HashiCorp also supports a Terraform Module Registry launched in 2017 during HashiConf 2017 conferences.Virtual private cloud
A virtual private cloud (VPC) is an on-demand configurable pool of shared computing resources allocated within a public cloud environment, providing a certain level of isolation between the different organizations (denoted as users hereafter) using the resources. The isolation between one VPC user and all other users of the same cloud (other VPC users as well as other public cloud users) is achieved normally through allocation of a private IP subnet and a virtual communication construct (such as a VLAN or a set of encrypted communication channels) per user. In a VPC, the previously described mechanism, providing isolation within the cloud, is accompanied with a VPN function (again, allocated per VPC user) that secures, by means of authentication and encryption, the remote access of the organization to its VPC resources. With the introduction of the described isolation levels, an organization using this service is in effect working on a 'virtually private' cloud (that is, as if the cloud infrastructure is not shared with other users), and hence the name VPC.
VPC is most commonly used in the context of cloud infrastructure as a service. In this context, the infrastructure provider, providing the underlying public cloud infrastructure, and the provider realizing the VPC service over this infrastructure, may be different vendors.Wallace (song)
"Wallace" is a song recorded by American rapper Azealia Banks for her debut studio album Broke with Expensive Taste (2014). The song was written by Banks, Kevin James, Filip Nikolic and Trevor McFedries, while production of the song was provided by the latter two. Lyrically, the track describes a man with a rottweiler head and depicts Banks killing him. Musically, the song is of both R&B and hardcore hip hop origins. In 2015, Banks released a music video for "Wallace" directed by Rob Soucy and Nick Ace. The video for "Wallace" was released via the Google Cloud Platform.

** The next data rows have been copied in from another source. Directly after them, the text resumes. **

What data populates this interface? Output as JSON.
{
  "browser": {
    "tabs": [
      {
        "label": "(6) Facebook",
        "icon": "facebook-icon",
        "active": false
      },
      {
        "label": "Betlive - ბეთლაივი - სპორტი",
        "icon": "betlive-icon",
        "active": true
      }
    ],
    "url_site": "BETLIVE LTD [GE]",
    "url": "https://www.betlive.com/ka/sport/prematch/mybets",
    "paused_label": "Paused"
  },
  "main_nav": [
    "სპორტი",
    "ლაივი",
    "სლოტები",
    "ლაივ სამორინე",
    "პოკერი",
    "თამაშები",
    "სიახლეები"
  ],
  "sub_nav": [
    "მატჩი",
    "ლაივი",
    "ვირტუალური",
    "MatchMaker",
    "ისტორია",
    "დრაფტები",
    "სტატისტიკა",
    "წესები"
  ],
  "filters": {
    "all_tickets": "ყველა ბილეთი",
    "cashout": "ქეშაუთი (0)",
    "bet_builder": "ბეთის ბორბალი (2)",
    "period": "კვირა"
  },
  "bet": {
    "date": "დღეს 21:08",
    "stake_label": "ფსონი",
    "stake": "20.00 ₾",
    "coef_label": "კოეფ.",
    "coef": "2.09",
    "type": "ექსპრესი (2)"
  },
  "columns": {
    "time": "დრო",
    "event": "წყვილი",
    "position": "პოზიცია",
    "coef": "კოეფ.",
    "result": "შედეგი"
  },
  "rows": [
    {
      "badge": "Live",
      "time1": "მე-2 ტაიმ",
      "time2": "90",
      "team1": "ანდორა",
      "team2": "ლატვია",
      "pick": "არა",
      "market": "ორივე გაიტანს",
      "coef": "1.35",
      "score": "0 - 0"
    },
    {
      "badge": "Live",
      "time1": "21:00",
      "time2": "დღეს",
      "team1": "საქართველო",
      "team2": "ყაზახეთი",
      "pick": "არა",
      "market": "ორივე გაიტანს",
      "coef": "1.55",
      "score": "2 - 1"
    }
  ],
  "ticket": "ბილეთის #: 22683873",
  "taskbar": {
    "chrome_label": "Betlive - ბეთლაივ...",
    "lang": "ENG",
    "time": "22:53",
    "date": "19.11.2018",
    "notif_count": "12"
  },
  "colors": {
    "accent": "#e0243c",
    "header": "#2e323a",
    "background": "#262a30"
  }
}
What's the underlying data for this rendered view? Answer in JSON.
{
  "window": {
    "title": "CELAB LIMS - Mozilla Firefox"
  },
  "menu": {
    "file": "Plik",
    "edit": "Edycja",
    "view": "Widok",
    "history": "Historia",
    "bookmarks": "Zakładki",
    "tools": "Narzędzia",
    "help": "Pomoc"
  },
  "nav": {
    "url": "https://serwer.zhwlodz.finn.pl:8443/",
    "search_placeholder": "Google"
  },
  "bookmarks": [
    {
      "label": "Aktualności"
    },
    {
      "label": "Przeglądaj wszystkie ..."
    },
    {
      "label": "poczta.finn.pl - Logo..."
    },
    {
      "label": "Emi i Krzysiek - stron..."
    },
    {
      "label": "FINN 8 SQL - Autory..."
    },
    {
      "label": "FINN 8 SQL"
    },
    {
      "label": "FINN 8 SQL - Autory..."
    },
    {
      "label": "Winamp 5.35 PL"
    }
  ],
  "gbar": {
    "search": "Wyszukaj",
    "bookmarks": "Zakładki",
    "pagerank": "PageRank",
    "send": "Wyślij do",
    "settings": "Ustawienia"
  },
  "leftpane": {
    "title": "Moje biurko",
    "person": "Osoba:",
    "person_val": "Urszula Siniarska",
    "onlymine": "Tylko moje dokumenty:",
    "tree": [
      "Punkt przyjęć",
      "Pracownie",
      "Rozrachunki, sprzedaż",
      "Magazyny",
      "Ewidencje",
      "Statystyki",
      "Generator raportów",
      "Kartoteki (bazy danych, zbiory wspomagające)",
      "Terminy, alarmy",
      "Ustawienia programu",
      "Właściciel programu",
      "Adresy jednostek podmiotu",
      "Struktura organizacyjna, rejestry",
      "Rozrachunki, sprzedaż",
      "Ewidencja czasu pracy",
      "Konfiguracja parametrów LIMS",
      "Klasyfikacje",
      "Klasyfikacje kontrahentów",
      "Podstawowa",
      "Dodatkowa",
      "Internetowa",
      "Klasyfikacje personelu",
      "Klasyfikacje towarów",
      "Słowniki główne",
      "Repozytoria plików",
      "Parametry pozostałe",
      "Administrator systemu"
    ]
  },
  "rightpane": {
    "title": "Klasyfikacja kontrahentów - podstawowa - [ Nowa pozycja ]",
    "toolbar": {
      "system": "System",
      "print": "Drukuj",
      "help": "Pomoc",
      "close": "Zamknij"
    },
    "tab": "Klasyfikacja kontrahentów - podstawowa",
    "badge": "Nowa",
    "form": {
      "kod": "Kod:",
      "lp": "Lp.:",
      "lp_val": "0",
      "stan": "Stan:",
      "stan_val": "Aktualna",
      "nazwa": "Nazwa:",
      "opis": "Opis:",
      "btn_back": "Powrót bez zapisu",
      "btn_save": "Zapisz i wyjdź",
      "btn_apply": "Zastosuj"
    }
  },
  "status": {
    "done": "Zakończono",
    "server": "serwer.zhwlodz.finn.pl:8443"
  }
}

Banks performed the song during the 2015 Coachella Festival and on her Broke with Expensive Taste Tour.
|North America-northeast1||Montréal, Canada||
|us-central1||Council Bluffs, Iowa, USA||
|us-west1||The Dalles, Oregon, USA||
|us-west2||Los Angeles, California, USA||
|us-east4||Ashburn, Virginia, USA||
|us-east1||Moncks Corner, South Carolina, USA||
|South America-east1||São Paulo, Brazil||
|Europe-west1||St. Ghislain, Belgium||
|Asia-east1||Changhua County, Taiwan||
|Asia-southheast1||Jurong West, Singapore||
|As a service|